Favored Paperweight Collectors Through Time
Today you’ll locate an energetic group of glass paperweight gatherers around the world, a few of whom host national or territorial traditions, visits addresses and barters. Some of their more acclaimed ancestors incorporate French essayist Colette; Irish writer Oscar Wilde; American author performer Truman Capote; Napoleon III’s wife, Empress Eugenie; Maximilian I of Mexico’s wife, Empress Carlota; and Farouk, King of Egypt.
Midwestern land magnate, Arthur Rubloff, called “the man who changed the substance of Chicago,” may possibly be viewed as the most well known authority of paperweights. Rubloff’s accumulation is viewed as the finest on the planet and can be seen at The Art Institute of Chicago. Today, the absolute most looked for after paperweights offer at costs above $300,000.

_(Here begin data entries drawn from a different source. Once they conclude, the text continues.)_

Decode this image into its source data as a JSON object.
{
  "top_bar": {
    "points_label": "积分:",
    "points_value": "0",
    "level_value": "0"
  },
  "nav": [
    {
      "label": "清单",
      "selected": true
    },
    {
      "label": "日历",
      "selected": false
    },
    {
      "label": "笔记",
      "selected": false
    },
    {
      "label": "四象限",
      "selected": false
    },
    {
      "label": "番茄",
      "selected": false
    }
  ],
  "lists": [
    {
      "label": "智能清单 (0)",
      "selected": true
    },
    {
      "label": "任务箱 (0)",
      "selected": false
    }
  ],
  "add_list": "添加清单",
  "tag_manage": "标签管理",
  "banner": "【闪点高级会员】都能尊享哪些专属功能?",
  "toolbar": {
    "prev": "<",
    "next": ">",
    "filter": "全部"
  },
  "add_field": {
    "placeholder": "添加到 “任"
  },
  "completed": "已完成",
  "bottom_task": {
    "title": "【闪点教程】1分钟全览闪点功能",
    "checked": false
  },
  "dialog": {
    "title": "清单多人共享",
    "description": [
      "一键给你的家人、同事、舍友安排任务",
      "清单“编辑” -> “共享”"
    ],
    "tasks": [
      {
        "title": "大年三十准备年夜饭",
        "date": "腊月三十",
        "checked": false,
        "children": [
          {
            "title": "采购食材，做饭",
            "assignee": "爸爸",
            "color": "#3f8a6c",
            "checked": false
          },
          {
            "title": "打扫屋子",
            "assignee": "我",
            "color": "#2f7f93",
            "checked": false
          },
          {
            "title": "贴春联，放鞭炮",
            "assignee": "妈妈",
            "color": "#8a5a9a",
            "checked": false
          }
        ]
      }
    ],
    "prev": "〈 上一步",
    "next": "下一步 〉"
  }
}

Internationally acclaimed for his unfathomably exact translations of little animals and winged creatures in their characteristic territories, glass artisan Rick Ayotte has spent a lifetime mulling over and watching nature to make little universes encased in glass.
Beginnings | Rick Ayotte
Conceived in New Hampshire, Ayotte authoritatively started his profession at 18 years old as a logical glass blower. After some time, he turned out to be phenomenally gifted and in the long run started making and offering more masterful lampwork figures. In the end, Ayotte had the chance to meet Paul Stankard, considered the father of the American glass paperweight, who led the developing glass-blowing development. Stankard helped urge Ayotte to encase his practical characteristic glass puppets into glass circles, and Ayotte’s long lasting enthrallment with glassblowing and paperweights was conceived.
Ayotte spent an extensive bit of his time concentrating on the science and territories of his subjects, and in the long run turn into a specialist in feathered creature life structures. He regularly talks about his longing to impart his insight into nature to the individuals who don’t have the chance to see it firsthand.
As Ayotte’s art advanced, his tastes did also. Partial to nineteenth century French paperweights, he kept on consummating the sensible blooms and little animals in his own works.
Today, Ayotte’s paperweight shows visit the world and his manifestations can be found in prestigious accumulations everywhere throughout the globe, including The White House, the Smithsonian American Art Museum, the Corning Museum of Glass, and the Royal Ontario Museum in Canada.
In the event that you have inquiries in regards to Ayotte’s paperweights or are just intrigued by adapting all the more about The Glass Gallery, don’t waver to contact us. We anticipate sharing our energy about this all inclusive perceived claim to fame make. Call us at 314.416.4200 or send an email [firstname.lastname@example.org]